I'm not having a problem, just looking for clarification. I understand adjustment layers, and how to use them... read the docs and watched several tutorials. All fine.
What I'm a bit confused about is: is there ever a valid reason to CREATE a second, or third, fourth, etc., adjustment layer in the Project Panel? (Besides for some reason needing a new adjustment layer with different initial settings - resolution, frame rate, etc?) It seems to me that if all my sequences in a project are using the same settings, then I really would only ever need to create one adjustment layer in the whole project. And I could drag it into sequences over and over again. Yes? No?
Here's my reasoning: With any regular video clip, it only needs to be imported into the project panel once. It can of course be included in several timelines... each time it's just an instance of the same clip. And, different effects and trims can be applied to different instances without affecting the "master clip" (unless you use master clip effects intentionally... not what I'm talking about here).
So... isn't it the same with adjustment layers? I only need one, right? I can drag that layer into as many timelines as I like... shorten it in one timeline, lengthen it in another... apply Lumetri to it in one timeline, apply Motion effects in another... etc. Is this correct thinking? Or am I missing something?
I'm only asking for clarification because every tutorial on adjustment layers starts with "Step 1: create a new adjustment layer"... I'm thinking why? Why can't I just drag in the one I already have in the project panel? Is there really ever a need to have multiple adjustment layers in the project panel? Not in a timeline... of course you may need several in a timeline... but they all could just be new instances of the same AL, right?
The only reason I can think of right now to create an actual new AL in the project is if for some reason it needs a different frame rate or resolution.
But I'm the beginner here, so I'm just looking for some clarity from someone who actually knows what they're doing. Thanks. 🙂
Pretty much your assumptions are correct. Premiere stores all data of things done to clips within the Sequence data in the project file. And does the same for ALs. So ... if you've different size sequences for frame-size you need one for each sized sequence. Other than that, you only need one per frame-size.
It's probably useful to know the genesis of adjustment layer is from photoshop, which acts on only one picture ( aka frame ? ). You can adjust many things using the adjustment layer like a 'trial'... see what it does and adjust it, delete it, whatever.
To apply that 'layer' to clips is a bit tricky in programming terms, but the principle is the same.
There is ( I've noticed over the years here ) an over reliance on adjustment layers because it makes things faster and it's not baking in an effect or adjustment ( although that can also be turned off or deleted for a clip)
Plus you can span many clips ( similar to paste attributes but only that particular adjustment).
In my opinion it is over design ( attempt to make things easy and fast and so on ).
Many people have problems with some things not liking adjustment layers that also have other things adjusted ( on clip level, like color correction or other stuff ).
Just cause it's there as an option doesn't mean it's the best practice.
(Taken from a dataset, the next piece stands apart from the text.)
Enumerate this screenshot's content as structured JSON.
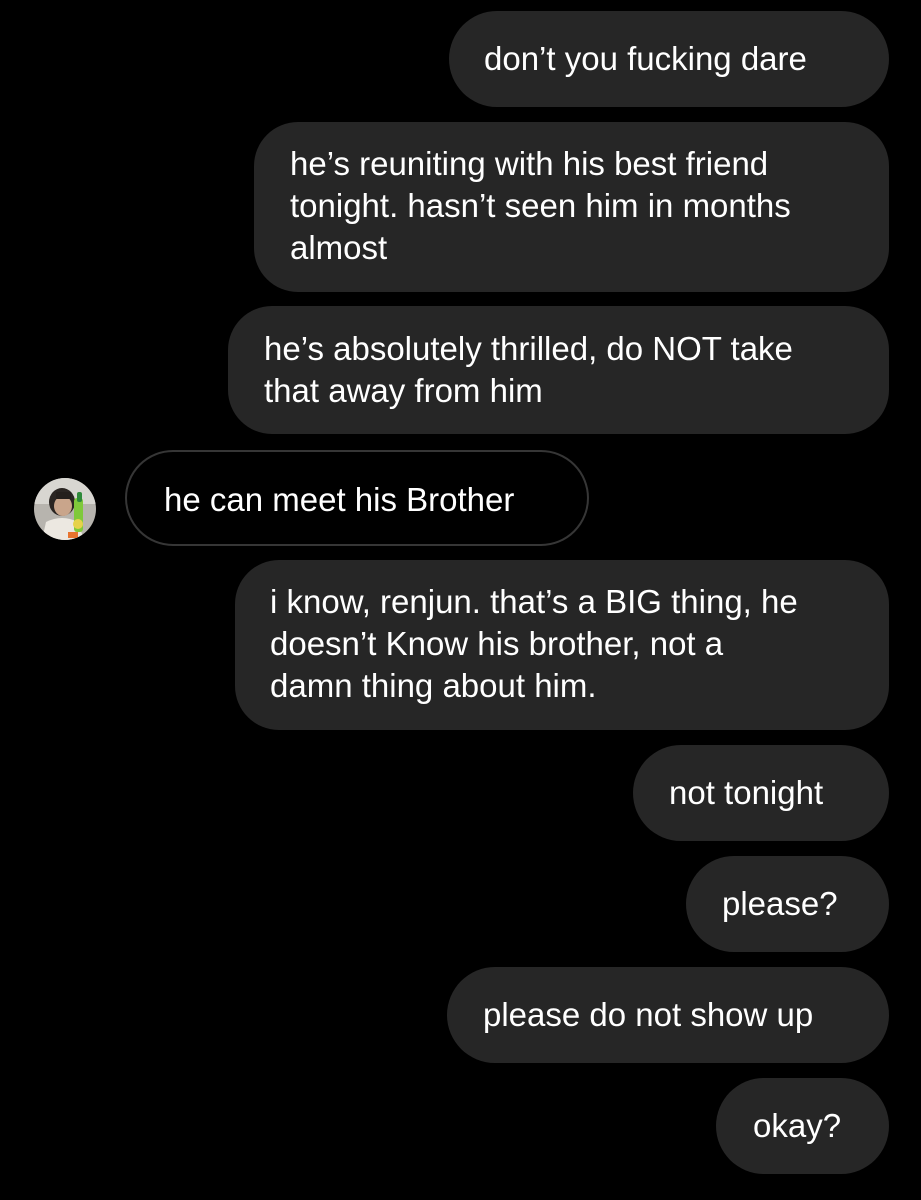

In my opinion it is stupid to use them for video.
( people aren't stupid for using them, I would be stupid to use them myself ).
Thanks to both of you... so I'm not crazy. I definitely don't need to "create a new adjustment layer" every time I may want to use one.
And, although I can think of valid uses for them, I do agree that they're not as useful as some tutorialists claim. "Don't apply effects to the clip... put them on an AL instead. So you don't actually change the clip." Uh, what? Nothing I do to a clip in the timeline is destructive anyway. ??? It can all be turned on or off at any time. That logic has never made sense to me, but lots of YouTube teachers say it. Using ALs to add effects to only one clip just clutters the timeline, in my opinion. Also, it would potentially complicate things by affecting all the tracks underneath... if you only want to affect the one track, just put the effects straight on that clip, duh. 🙂
Near as I can tell, ALs are really only useful in situations where you want to, in one motion, affect multiple clips the same way. Either several clips stacked on each other, or several clips strung consecutively. There is a lot of overlap in function with nesting, which I love and use all the time. But they're not exactly the same. This is the best I've figured out so far, but again... I'm the beginner here. So what do I know?
I'd say you know more than enough. You just passed Beginner status with flying colors!
There are a number of good uses of ALs. For such things as putting effects across several clips with one control setting, of course. But there are times that stacking so many layers of say color work on a clip is best done breaking things up with ALs also.
Jamming them on top of clips for everything, yea, that's stupid. But not using them when they improve the workflow ... less than optimal.
And yea, you're using your brain for this pretty well there ... 😉
Update: Colin Smith just posted very insightful tutorial on this question... why someone might want or need more than one AL in a project: